As to what civilian companies would hire your son, I have no idea. But I would strongly recommend that even if he does not receive the GI bill, that your son look into a good engineering school that is strong in nuclear engineering or physics, if that was his dream. I can tell you that the primary job of an ETN wasn't necessarily the actual process of nuclear engineering, but primarily their job is to watch the reactor and the start-up and shut down of it. My point, your son would have learned how to operate the nuclear reactor on a carrier or submarine, and the science and mathematics necessary for that, but he would still need to go on and get his schooling to become a nuclear engineer or physicist.
Your son should be able to get the transcript for his nuclear schooling which he has had. I am sure his grades in school were high, and he scored well on the ASVAB test, or he would not even have been considered for the Nuke program. I would encourage him to contact various engineering schools who have a reputation for the nuclear engineering program and see if he could possibly get some credit for his transcript, and or a scholarship.

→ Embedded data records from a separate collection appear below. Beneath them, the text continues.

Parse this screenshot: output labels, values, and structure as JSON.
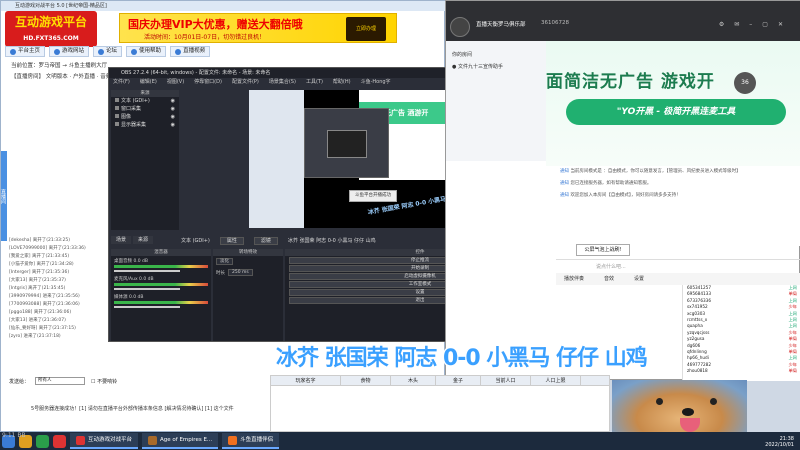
{
  "platform": {
    "window_title": "互动游戏对战平台 5.0 [世纪帝国-精品区]",
    "logo": {
      "main": "互动游戏平台",
      "sub": "HD.FXT365.COM"
    },
    "banner": {
      "title": "国庆办理VIP大优惠，赠送大翻倍哦",
      "subtitle": "活动时间：10月01日-07日，切勿错过良机！",
      "badge": "立即办理"
    },
    "nav": [
      "平台主页",
      "游戏网站",
      "论坛",
      "使用帮助",
      "直播视频"
    ],
    "breadcrumb": "当前位置：罗马帝国 → 斗鱼主播刷大厅",
    "tabs_line": "【直播房间】 文明版本 · 户外直播 · 音频",
    "side_tab": "直播间",
    "chat_lines": [
      "[dekesha] 离开了(21:33:25)",
      "[LOVE70999000] 离开了(21:33:36)",
      "[我爱之家] 离开了(21:33:45)",
      "[小猫子爱你] 离开了(21:34:28)",
      "[Interger] 离开了(21:35:36)",
      "[大家13] 离开了(21:35:37)",
      "[Intgris] 离开了(21:35:45)",
      "[3990979994] 进来了(21:35:56)",
      "[7700993088] 离开了(21:36:06)",
      "[pggo188] 离开了(21:36:06)",
      "[大家13] 进来了(21:36:07)",
      "[仙乐_要好呀] 离开了(21:37:15)",
      "[zyro] 进来了(21:37:18)"
    ],
    "bottom_label": "发送给：",
    "bottom_select": "所有人",
    "bottom_check": "不要响铃",
    "status": "5号服务器连接成功！[1] 请勿在直播平台外部传播本条信息 [解决情况待确认] [1] 这个文件"
  },
  "obs": {
    "title": "OBS 27.2.4 (64-bit, windows) - 配置文件: 未命名 - 场景: 未命名",
    "menu": [
      "文件(F)",
      "编辑(E)",
      "视图(V)",
      "停靠窗口(D)",
      "配置文件(P)",
      "场景集合(S)",
      "工具(T)",
      "帮助(H)",
      "斗鱼-Hong字"
    ],
    "scenes_header": "来源",
    "sources": [
      "文本 (GDI+)",
      "窗口采集",
      "图像",
      "显示器采集"
    ],
    "dock_tabs": [
      "场景",
      "来源"
    ],
    "source_bar": [
      "文本 (GDI+)",
      "属性",
      "滤镜",
      "冰芥 张国荣 阿志 0-0 小黑马 仔仔 山鸡"
    ],
    "preview_caption": "冰芥 张国荣 阿志 0-0 小黑马 仔仔 山鸡",
    "preview_toast": "斗鱼平台开播成功",
    "preview_ad": "面简洁无广告 酒游开",
    "mixer_header": "混音器",
    "mixer_tracks": [
      {
        "name": "桌面音频",
        "db": "0.0 dB"
      },
      {
        "name": "麦克风/Aux",
        "db": "0.0 dB"
      },
      {
        "name": "媒体源",
        "db": "0.0 dB"
      }
    ],
    "trans_header": "转场特效",
    "trans_type": "淡化",
    "trans_duration_label": "时长",
    "trans_duration": "250 ms",
    "controls_header": "控件",
    "controls": [
      "停止推流",
      "开始录制",
      "启动虚拟摄像机",
      "工作室模式",
      "设置",
      "退出"
    ]
  },
  "chat": {
    "room_name": "直播天衡罗马俱乐部",
    "room_id": "36106728",
    "left_items": [
      "你的房间",
      "● 文件九十三宣传助手"
    ],
    "ad_title": "面简洁无广告 游戏开",
    "ad_sub": "\"YO开黑 - 极简开黑连麦工具",
    "ad_timer": "36",
    "messages": [
      {
        "tag": "通知",
        "text": "当前房间模式是 ：自由模式，你可以随意发言，【管理员、风纪委员进入模式等级时】"
      },
      {
        "tag": "通知",
        "text": "您已连接服务器，如有帮助请通知客服。"
      },
      {
        "tag": "通知",
        "text": "欢迎您加入本房间【自由模式】，同好房间请多多支持！"
      }
    ],
    "bubble": "公屏气泡上战刷!",
    "input_placeholder": "说点什么吧...",
    "toolbar": [
      "播放伴奏",
      "音效",
      "设置"
    ],
    "users": [
      {
        "name": "605341257",
        "status": "上网"
      },
      {
        "name": "695684133",
        "status": "单局"
      },
      {
        "name": "673376336",
        "status": "上网"
      },
      {
        "name": "sx741952",
        "status": "少年"
      },
      {
        "name": "xcg0303",
        "status": "上网"
      },
      {
        "name": "rcmttss_x",
        "status": "上网"
      },
      {
        "name": "quapha",
        "status": "上网"
      },
      {
        "name": "yzqvqcjsss",
        "status": "少年"
      },
      {
        "name": "yz2gusa",
        "status": "单局"
      },
      {
        "name": "dg606",
        "status": "少年"
      },
      {
        "name": "qfdnlinng",
        "status": "单局"
      },
      {
        "name": "hp66_hudi",
        "status": "上网"
      },
      {
        "name": "469777282",
        "status": "少年"
      },
      {
        "name": "zhou0818",
        "status": "单局"
      }
    ]
  },
  "overlay_text": "冰芥 张国荣 阿志 0-0 小黑马 仔仔 山鸡",
  "table": {
    "headers": [
      "玩家名字",
      "食物",
      "木头",
      "金子",
      "当前人口",
      "人口上限"
    ]
  },
  "taskbar": {
    "apps": [
      {
        "label": "互动游戏对战平台"
      },
      {
        "label": "Age of Empires E..."
      },
      {
        "label": "斗鱼直播伴侣"
      }
    ],
    "time": "21:38",
    "date": "2022/10/01"
  },
  "corner_watermark": "9:11 BB"
}
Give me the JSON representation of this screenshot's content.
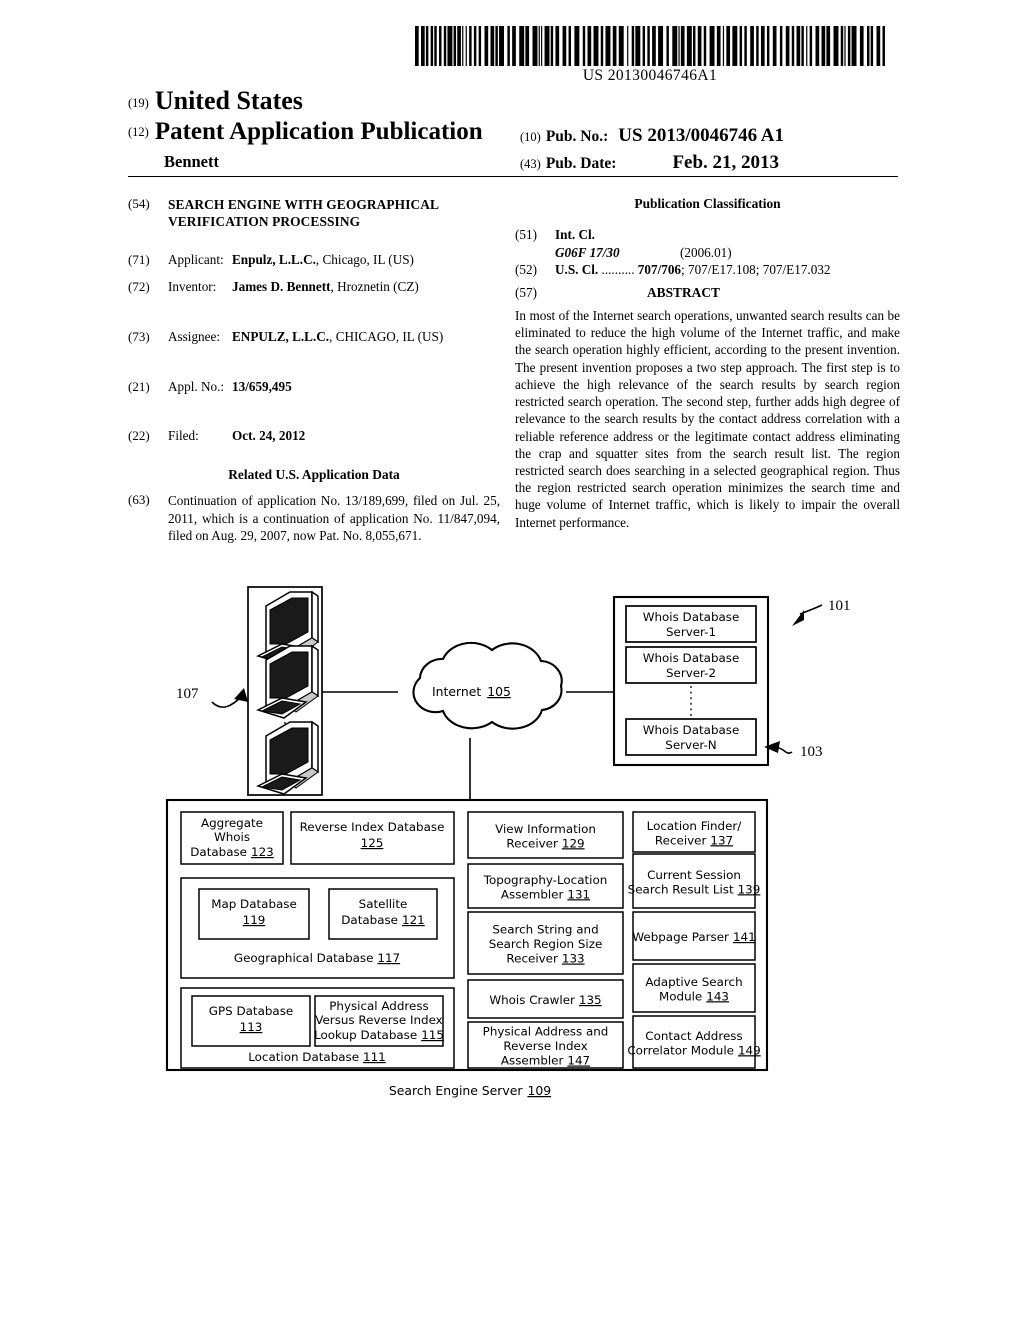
{
  "barcode": {
    "number": "US 20130046746A1"
  },
  "header": {
    "code_19": "(19)",
    "country": "United States",
    "code_12": "(12)",
    "doc_type": "Patent Application Publication",
    "inventor_surname": "Bennett",
    "code_10": "(10)",
    "pubno_label": "Pub. No.:",
    "pubno_value": "US 2013/0046746 A1",
    "code_43": "(43)",
    "pubdate_label": "Pub. Date:",
    "pubdate_value": "Feb. 21, 2013"
  },
  "left_column": {
    "title_code": "(54)",
    "title": "SEARCH ENGINE WITH GEOGRAPHICAL VERIFICATION PROCESSING",
    "applicant_code": "(71)",
    "applicant_label": "Applicant:",
    "applicant_name": "Enpulz, L.L.C.",
    "applicant_rest": ", Chicago, IL (US)",
    "inventor_code": "(72)",
    "inventor_label": "Inventor:",
    "inventor_name": "James D. Bennett",
    "inventor_rest": ", Hroznetin (CZ)",
    "assignee_code": "(73)",
    "assignee_label": "Assignee:",
    "assignee_name": "ENPULZ, L.L.C.",
    "assignee_rest": ", CHICAGO, IL (US)",
    "applno_code": "(21)",
    "applno_label": "Appl. No.:",
    "applno_value": "13/659,495",
    "filed_code": "(22)",
    "filed_label": "Filed:",
    "filed_value": "Oct. 24, 2012",
    "related_head": "Related U.S. Application Data",
    "related_code": "(63)",
    "related_text": "Continuation of application No. 13/189,699, filed on Jul. 25, 2011, which is a continuation of application No. 11/847,094, filed on Aug. 29, 2007, now Pat. No. 8,055,671."
  },
  "right_column": {
    "classification_head": "Publication Classification",
    "intcl_code": "(51)",
    "intcl_label": "Int. Cl.",
    "intcl_class": "G06F 17/30",
    "intcl_version": "(2006.01)",
    "uscl_code": "(52)",
    "uscl_label": "U.S. Cl.",
    "uscl_dots": "..........",
    "uscl_primary": "707/706",
    "uscl_rest": "; 707/E17.108; 707/E17.032",
    "abstract_code": "(57)",
    "abstract_head": "ABSTRACT",
    "abstract_text": "In most of the Internet search operations, unwanted search results can be eliminated to reduce the high volume of the Internet traffic, and make the search operation highly efficient, according to the present invention. The present invention proposes a two step approach. The first step is to achieve the high relevance of the search results by search region restricted search operation. The second step, further adds high degree of relevance to the search results by the contact address correlation with a reliable reference address or the legitimate contact address eliminating the crap and squatter sites from the search result list. The region restricted search does searching in a selected geographical region. Thus the region restricted search operation minimizes the search time and huge volume of Internet traffic, which is likely to impair the overall Internet performance."
  },
  "figure": {
    "ref_107": "107",
    "ref_101": "101",
    "ref_103": "103",
    "cloud_label": "Internet",
    "cloud_num": "105",
    "whois_servers": [
      {
        "line1": "Whois Database",
        "line2": "Server-1"
      },
      {
        "line1": "Whois Database",
        "line2": "Server-2"
      },
      {
        "line1": "Whois Database",
        "line2": "Server-N"
      }
    ],
    "server_block": {
      "caption_label": "Search Engine Server",
      "caption_num": "109",
      "aggregate_whois": {
        "l1": "Aggregate",
        "l2": "Whois",
        "l3": "Database",
        "num": "123"
      },
      "reverse_index": {
        "l1": "Reverse Index Database",
        "num": "125"
      },
      "geo_db": {
        "label": "Geographical Database",
        "num": "117"
      },
      "map_db": {
        "l1": "Map Database",
        "num": "119"
      },
      "satellite_db": {
        "l1": "Satellite",
        "l2": "Database",
        "num": "121"
      },
      "location_db": {
        "label": "Location Database",
        "num": "111"
      },
      "gps_db": {
        "l1": "GPS Database",
        "num": "113"
      },
      "phys_lookup": {
        "l1": "Physical Address",
        "l2": "Versus Reverse Index",
        "l3": "Lookup Database",
        "num": "115"
      },
      "middle_column": [
        {
          "lines": [
            "View Information",
            "Receiver"
          ],
          "num": "129"
        },
        {
          "lines": [
            "Topography-Location",
            "Assembler"
          ],
          "num": "131"
        },
        {
          "lines": [
            "Search String and",
            "Search Region Size",
            "Receiver"
          ],
          "num": "133"
        },
        {
          "lines": [
            "Whois Crawler"
          ],
          "num": "135"
        },
        {
          "lines": [
            "Physical Address and",
            "Reverse Index",
            "Assembler"
          ],
          "num": "147"
        }
      ],
      "right_column": [
        {
          "lines": [
            "Location Finder/",
            "Receiver"
          ],
          "num": "137"
        },
        {
          "lines": [
            "Current Session",
            "Search Result List"
          ],
          "num": "139"
        },
        {
          "lines": [
            "Webpage Parser"
          ],
          "num": "141"
        },
        {
          "lines": [
            "Adaptive Search",
            "Module"
          ],
          "num": "143"
        },
        {
          "lines": [
            "Contact Address",
            "Correlator Module"
          ],
          "num": "149"
        }
      ]
    }
  }
}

This might be a helpful article for your son to read. - The 25 Best Nuclear Engineering Schools in 2023-2024 - Best Value S...
I am only closely familiar with one nuclear engineering school Missouri S&T, however, I know there are many out there. And there are just as many articles about top ranked engineering schools as well. Your son should also look into schools with a strong physics department as well. At the end of the day, the need to pay the bills is the most important thing and the Navy was taking care of that. Unfortunately, your son, in my opinion, had a recruiter that was more concerned about getting your son to sign the dotted line, then understanding the significance of what would happen to your son if this information was discovered.
I am glad your son is focused on wanting to continue with his desire to focus on his goals. You don't indicate whether or not he is receiving a medical discharge or what his separation status is going to be. If there is any kind of black mark towards his character, it may make it more difficult for him to find civilian contractor job, but not necessarily something that could impede him from applying to college. I am mentioning this, just for him to stop and consider his options.
Again, I am so sorry to hear this. I wish your son all the best, and I also would like you to keep us informed of how things are going for him.
Thank you for this information! I'm going to share all of this with my son when I get to speak to him again. He told me his separation would be administrative, but I don't know if he was SURE of that. He knew the process for appealing the discharge for honorable, though, so maybe he does know? I'll update this post when I know more, and I appreciate you.
Miakoda.Nuke.MoM - I was in shock while reading your post. How horrible that the Navy would discharge a clearly qualified, dedicated sailor - especially at a time when our country is suffering from dangerously low recruiting numbers and desperately needs good people willing to serve. Prayers for you and your son as he moves forward in life and finds his purpose. He WILL find it.
Joe-mom this is EXACTLY what my husband said. I think I am still in shock, to be honest. I feel the lump well up in my throat when I see a piece of "Navy Mom" swag or his Navy photo in my office. It legitimately hurt to receive this news. I am a proud supporter of the US Military and our Veterans and will strive to remain as supportive as before, but this...
I told my husband the other night that I have a hard time proudly supporting the Navy after this. His response was that this isn't the Navy. This decision was made by a person, not the Navy, and I shouldn't hold ill feelings for the whole "establishment" based on that.
It's hard. Maybe, after I speak to my son at Christmas, we will decide to give away my Navy mom gear. If we do, I will give this group first pick. I appreciate all of you for your support and advice.